[EXTRACTED DATA Boundary: Start]
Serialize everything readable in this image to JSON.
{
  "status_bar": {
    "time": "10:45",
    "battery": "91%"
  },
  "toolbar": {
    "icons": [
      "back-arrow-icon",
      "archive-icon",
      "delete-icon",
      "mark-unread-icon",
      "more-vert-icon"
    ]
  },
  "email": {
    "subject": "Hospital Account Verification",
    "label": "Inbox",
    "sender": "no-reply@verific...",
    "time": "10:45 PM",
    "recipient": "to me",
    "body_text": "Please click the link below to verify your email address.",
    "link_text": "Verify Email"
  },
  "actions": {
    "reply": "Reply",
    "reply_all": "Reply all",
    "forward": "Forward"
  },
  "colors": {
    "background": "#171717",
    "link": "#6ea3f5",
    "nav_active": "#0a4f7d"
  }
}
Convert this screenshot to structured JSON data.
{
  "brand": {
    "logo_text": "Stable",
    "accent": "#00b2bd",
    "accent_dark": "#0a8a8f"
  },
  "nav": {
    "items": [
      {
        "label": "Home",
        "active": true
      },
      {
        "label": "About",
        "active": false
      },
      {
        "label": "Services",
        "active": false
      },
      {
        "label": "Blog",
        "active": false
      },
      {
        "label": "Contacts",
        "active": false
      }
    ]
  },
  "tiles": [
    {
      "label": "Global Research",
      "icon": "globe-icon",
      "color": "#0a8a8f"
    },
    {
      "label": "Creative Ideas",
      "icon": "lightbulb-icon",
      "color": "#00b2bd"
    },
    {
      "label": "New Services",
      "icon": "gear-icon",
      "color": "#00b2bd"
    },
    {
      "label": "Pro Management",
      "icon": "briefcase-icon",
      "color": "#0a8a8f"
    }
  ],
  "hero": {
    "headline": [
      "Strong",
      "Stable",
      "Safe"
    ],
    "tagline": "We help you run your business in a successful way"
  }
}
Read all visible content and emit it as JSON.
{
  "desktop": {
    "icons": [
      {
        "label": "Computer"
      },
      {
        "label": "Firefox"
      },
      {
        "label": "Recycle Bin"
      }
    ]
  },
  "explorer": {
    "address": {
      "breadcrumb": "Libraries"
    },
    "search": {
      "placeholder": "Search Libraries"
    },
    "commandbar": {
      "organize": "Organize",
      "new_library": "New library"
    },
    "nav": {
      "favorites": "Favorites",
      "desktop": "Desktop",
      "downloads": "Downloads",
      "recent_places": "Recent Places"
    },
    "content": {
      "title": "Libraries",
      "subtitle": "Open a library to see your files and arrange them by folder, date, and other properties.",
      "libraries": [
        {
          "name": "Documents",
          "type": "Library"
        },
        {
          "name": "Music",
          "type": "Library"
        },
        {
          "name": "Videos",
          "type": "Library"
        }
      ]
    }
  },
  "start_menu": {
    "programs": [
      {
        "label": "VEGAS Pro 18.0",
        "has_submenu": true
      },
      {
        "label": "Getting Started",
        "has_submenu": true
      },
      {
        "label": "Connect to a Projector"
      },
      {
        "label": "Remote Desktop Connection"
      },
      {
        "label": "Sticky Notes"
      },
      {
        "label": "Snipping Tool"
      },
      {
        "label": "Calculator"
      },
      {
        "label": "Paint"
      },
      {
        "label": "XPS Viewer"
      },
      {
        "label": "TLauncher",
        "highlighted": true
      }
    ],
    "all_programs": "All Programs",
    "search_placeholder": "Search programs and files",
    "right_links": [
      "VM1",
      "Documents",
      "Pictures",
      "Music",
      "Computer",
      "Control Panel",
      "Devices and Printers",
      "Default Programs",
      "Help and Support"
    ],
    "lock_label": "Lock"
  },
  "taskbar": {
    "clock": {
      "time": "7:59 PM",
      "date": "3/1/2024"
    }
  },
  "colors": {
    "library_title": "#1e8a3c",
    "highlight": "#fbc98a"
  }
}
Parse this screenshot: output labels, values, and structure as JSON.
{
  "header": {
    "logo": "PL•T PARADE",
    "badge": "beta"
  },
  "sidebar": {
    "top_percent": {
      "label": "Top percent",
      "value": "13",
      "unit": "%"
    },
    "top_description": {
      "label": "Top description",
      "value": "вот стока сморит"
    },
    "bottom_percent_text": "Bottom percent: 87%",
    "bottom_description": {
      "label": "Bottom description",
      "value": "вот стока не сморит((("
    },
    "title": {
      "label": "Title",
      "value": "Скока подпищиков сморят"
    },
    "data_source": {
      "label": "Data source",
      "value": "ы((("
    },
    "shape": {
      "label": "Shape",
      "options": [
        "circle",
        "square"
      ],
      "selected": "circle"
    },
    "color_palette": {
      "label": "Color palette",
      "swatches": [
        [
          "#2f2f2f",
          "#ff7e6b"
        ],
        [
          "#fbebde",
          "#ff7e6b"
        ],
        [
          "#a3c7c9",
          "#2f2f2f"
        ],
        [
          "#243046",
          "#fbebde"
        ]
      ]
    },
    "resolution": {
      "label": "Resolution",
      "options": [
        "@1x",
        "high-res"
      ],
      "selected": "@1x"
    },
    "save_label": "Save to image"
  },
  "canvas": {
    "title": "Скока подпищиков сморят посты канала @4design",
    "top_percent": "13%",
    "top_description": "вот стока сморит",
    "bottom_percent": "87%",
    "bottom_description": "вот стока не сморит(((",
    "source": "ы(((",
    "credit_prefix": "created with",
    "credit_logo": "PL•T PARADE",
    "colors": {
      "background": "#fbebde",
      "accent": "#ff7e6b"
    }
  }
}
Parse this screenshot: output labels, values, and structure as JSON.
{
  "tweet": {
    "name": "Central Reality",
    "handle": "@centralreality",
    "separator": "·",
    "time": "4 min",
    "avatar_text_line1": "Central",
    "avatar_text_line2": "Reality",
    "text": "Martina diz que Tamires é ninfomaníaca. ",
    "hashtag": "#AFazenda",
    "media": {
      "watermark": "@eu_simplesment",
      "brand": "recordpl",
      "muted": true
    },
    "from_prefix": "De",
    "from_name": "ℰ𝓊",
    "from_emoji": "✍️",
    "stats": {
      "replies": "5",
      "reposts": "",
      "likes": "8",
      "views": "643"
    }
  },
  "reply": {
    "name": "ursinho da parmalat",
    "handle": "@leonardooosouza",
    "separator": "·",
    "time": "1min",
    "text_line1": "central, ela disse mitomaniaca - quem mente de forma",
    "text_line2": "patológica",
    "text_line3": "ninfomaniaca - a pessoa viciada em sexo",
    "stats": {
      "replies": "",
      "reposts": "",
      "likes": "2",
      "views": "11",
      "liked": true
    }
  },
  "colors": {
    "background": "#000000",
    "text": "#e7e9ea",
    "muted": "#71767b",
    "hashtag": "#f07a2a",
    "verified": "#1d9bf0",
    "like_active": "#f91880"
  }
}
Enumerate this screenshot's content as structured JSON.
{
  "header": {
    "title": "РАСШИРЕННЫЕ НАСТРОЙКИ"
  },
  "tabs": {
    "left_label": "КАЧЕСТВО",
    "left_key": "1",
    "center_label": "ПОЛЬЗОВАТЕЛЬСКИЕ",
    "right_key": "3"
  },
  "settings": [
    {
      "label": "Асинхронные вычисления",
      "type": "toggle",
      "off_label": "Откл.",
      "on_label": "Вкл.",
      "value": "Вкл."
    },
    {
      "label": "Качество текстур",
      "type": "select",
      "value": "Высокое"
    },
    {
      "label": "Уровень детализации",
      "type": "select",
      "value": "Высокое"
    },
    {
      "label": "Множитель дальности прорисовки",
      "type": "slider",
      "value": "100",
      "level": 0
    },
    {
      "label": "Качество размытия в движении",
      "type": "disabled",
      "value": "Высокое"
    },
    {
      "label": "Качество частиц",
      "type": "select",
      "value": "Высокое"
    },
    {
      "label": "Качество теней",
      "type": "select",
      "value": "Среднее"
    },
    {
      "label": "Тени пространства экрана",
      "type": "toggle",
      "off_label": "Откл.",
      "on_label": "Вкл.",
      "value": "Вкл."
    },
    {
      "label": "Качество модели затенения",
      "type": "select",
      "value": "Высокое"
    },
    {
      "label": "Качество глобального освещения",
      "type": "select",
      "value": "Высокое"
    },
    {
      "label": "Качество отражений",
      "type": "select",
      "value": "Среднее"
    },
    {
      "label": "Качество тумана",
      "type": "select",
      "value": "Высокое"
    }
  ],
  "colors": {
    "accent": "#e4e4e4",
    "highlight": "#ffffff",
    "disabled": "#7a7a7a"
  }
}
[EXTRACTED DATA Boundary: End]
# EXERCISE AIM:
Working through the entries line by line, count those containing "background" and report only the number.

# FINISHED TASK:
3